Settle into anime this fall with Spice and Wolf

Friends and readers often ask me for new anime recommendations, but the truth is that I'm a bit behind this year.

Attack on Titan is pretty great, but I haven't had the time to devote to it - mostly because I've been catching up on the classics like Spice and Wolf.  Many might wonder how a series from 2008 could qualify as classic, and it's a fair question, but Spice and Wolf establishes solid themes and characters which are rarely seen in anime - or television in general.

Set in a fantasy medieval world, Spice and Wolf isn't a swords & elves anime slash-'em-up.  In fact, the main character Kraft Lawrence can barely hold a sword - he's a young and ambitious spice merchant who's trying to turn a tidy profit and dreams of one day opening up a shop of his own where he can charge people a fair price for quality goods.

Early on his journey, he meets a personification of a forgotten pagan harvest deity named Holo who's having a rough time of things.  She quickly convinces Lawrence to help her head back to her homeland far in the north where she hasn't been made obsolete by the church.

The journey Holo and Lawrence face isn't an easy one, however, and there are plenty of obstacles in their path... but they're obstacles that to a cerebral team can reasonably overcome, like disingenuous guild masters and rival merchants looking to take advantage of Lawrence's trusting nature.

Also, there's the church - which as it turns out, isn't too keen on a pagan goddess-turned-wolfgirl stalking around their lands.

Spice and Wolf isn't a series to watch if you're expecting a lot of action scenes or tense, dramatic developments.  It's an anime to watch as you settle down on the couch with a glass of hot apple cider or spiced wine when you're free to devote all of your attention to it.

The relationship between Lawrence and Holo quickly becomes the focus of the show as the two unlikely traveling companions learn that they have more to offer to one another than they initially expected.  In dealing with the human world, Holo learns a great deal about humility and the greed of mankind while Lawrence learns that it's sometimes ok to set aside the merchant's scales and dreams of life when you find someone worth spending your time with.

It's the sort of anime that will appeal to fans of honest, deep romances and attention-focused roleplaying game players alike.  There's never a huge battle with bands of brigands, but the amount of sheer detail you get to see in the world of Spice and Wolf is absolutely amazing.

One word of caution bears mentioning - while it's in no means reliant on fan service, Holo does get naked.  A lot.  But it's handled in an artistic manner and is never sexualized in an ecchi or immature manner.  Taken for who and what she is (a millennia old nature spirit) her lack of clothing makes sense - as does Lawrence's prudishness around her oft-unclothed form.
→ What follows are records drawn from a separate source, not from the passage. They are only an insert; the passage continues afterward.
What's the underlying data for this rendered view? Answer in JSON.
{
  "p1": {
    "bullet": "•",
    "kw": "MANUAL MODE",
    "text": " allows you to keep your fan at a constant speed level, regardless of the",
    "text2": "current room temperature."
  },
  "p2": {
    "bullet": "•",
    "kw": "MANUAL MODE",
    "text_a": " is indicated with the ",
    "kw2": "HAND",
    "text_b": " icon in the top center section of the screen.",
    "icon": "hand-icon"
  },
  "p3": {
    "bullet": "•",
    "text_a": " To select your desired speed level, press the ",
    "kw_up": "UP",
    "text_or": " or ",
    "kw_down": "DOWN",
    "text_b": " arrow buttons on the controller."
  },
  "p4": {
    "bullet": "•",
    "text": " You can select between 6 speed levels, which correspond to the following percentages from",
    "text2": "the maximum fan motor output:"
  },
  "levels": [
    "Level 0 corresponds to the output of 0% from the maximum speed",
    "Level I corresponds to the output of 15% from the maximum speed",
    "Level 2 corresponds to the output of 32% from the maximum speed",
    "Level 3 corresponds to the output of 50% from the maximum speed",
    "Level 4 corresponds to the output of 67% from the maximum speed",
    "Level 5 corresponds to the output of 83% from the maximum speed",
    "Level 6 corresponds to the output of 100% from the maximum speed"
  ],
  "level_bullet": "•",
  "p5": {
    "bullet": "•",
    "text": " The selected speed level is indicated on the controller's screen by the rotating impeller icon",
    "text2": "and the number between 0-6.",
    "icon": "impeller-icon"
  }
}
This shouldn't dissuade you from checking Spice and Wolf out, however.  It follows the manga very closely, and shows a keen understanding of medieval economics and interpersonal relationships.  It's a rare anime, and one that's perfectly suited for autumn viewing.

The first season of Spice and Wolf *used* to be on Netflix, but can now be found on hulu.  Thankfully, Netflix finally got around to posting the second season - Spice and Wolf II - although there's no telling how long they'll have the license for, so snatch up the 12 episodes of the first season quickly before tackling the second dozen on Netflix.